Top of GIVEN RECORDS
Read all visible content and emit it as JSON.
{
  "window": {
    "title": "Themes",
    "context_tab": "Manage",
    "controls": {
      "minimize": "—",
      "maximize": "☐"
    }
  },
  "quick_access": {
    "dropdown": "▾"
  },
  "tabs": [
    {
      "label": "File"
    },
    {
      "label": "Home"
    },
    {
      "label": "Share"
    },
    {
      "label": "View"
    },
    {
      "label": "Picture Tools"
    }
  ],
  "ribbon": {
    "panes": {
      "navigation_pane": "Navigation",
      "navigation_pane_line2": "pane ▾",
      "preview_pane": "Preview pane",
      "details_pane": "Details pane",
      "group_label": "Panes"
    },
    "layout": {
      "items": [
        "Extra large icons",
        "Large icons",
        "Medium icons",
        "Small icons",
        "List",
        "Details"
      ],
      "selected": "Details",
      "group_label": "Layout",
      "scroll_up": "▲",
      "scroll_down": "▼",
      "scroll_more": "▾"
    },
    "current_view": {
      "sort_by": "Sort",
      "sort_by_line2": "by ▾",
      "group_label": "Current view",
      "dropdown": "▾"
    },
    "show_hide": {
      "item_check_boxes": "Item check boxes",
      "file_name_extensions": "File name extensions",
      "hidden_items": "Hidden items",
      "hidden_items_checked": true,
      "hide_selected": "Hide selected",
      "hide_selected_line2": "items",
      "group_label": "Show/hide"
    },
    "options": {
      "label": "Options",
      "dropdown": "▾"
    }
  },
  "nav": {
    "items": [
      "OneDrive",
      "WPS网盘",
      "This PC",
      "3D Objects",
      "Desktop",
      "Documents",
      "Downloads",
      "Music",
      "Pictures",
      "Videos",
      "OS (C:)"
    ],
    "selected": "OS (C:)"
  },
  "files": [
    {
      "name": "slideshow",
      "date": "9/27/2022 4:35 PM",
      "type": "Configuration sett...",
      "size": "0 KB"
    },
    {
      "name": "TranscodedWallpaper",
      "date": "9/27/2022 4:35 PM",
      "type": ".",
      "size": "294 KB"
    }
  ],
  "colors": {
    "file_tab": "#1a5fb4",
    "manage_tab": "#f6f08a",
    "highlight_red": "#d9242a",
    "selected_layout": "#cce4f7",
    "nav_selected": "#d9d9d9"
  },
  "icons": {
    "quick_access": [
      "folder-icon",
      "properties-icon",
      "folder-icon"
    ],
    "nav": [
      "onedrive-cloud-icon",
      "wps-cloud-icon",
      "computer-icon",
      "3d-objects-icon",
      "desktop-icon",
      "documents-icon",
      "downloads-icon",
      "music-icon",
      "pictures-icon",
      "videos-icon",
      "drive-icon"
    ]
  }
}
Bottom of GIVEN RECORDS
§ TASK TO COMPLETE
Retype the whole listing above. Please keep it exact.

§ SOLUTION TO THIS EXERCISE
Read all visible content and emit it as JSON.
{
  "window": {
    "title": "Themes",
    "context_tab": "Manage",
    "controls": {
      "minimize": "—",
      "maximize": "☐"
    }
  },
  "quick_access": {
    "dropdown": "▾"
  },
  "tabs": [
    {
      "label": "File"
    },
    {
      "label": "Home"
    },
    {
      "label": "Share"
    },
    {
      "label": "View"
    },
    {
      "label": "Picture Tools"
    }
  ],
  "ribbon": {
    "panes": {
      "navigation_pane": "Navigation",
      "navigation_pane_line2": "pane ▾",
      "preview_pane": "Preview pane",
      "details_pane": "Details pane",
      "group_label": "Panes"
    },
    "layout": {
      "items": [
        "Extra large icons",
        "Large icons",
        "Medium icons",
        "Small icons",
        "List",
        "Details"
      ],
      "selected": "Details",
      "group_label": "Layout",
      "scroll_up": "▲",
      "scroll_down": "▼",
      "scroll_more": "▾"
    },
    "current_view": {
      "sort_by": "Sort",
      "sort_by_line2": "by ▾",
      "group_label": "Current view",
      "dropdown": "▾"
    },
    "show_hide": {
      "item_check_boxes": "Item check boxes",
      "file_name_extensions": "File name extensions",
      "hidden_items": "Hidden items",
      "hidden_items_checked": true,
      "hide_selected": "Hide selected",
      "hide_selected_line2": "items",
      "group_label": "Show/hide"
    },
    "options": {
      "label": "Options",
      "dropdown": "▾"
    }
  },
  "nav": {
    "items": [
      "OneDrive",
      "WPS网盘",
      "This PC",
      "3D Objects",
      "Desktop",
      "Documents",
      "Downloads",
      "Music",
      "Pictures",
      "Videos",
      "OS (C:)"
    ],
    "selected": "OS (C:)"
  },
  "files": [
    {
      "name": "slideshow",
      "date": "9/27/2022 4:35 PM",
      "type": "Configuration sett...",
      "size": "0 KB"
    },
    {
      "name": "TranscodedWallpaper",
      "date": "9/27/2022 4:35 PM",
      "type": ".",
      "size": "294 KB"
    }
  ],
  "colors": {
    "file_tab": "#1a5fb4",
    "manage_tab": "#f6f08a",
    "highlight_red": "#d9242a",
    "selected_layout": "#cce4f7",
    "nav_selected": "#d9d9d9"
  },
  "icons": {
    "quick_access": [
      "folder-icon",
      "properties-icon",
      "folder-icon"
    ],
    "nav": [
      "onedrive-cloud-icon",
      "wps-cloud-icon",
      "computer-icon",
      "3d-objects-icon",
      "desktop-icon",
      "documents-icon",
      "downloads-icon",
      "music-icon",
      "pictures-icon",
      "videos-icon",
      "drive-icon"
    ]
  }
}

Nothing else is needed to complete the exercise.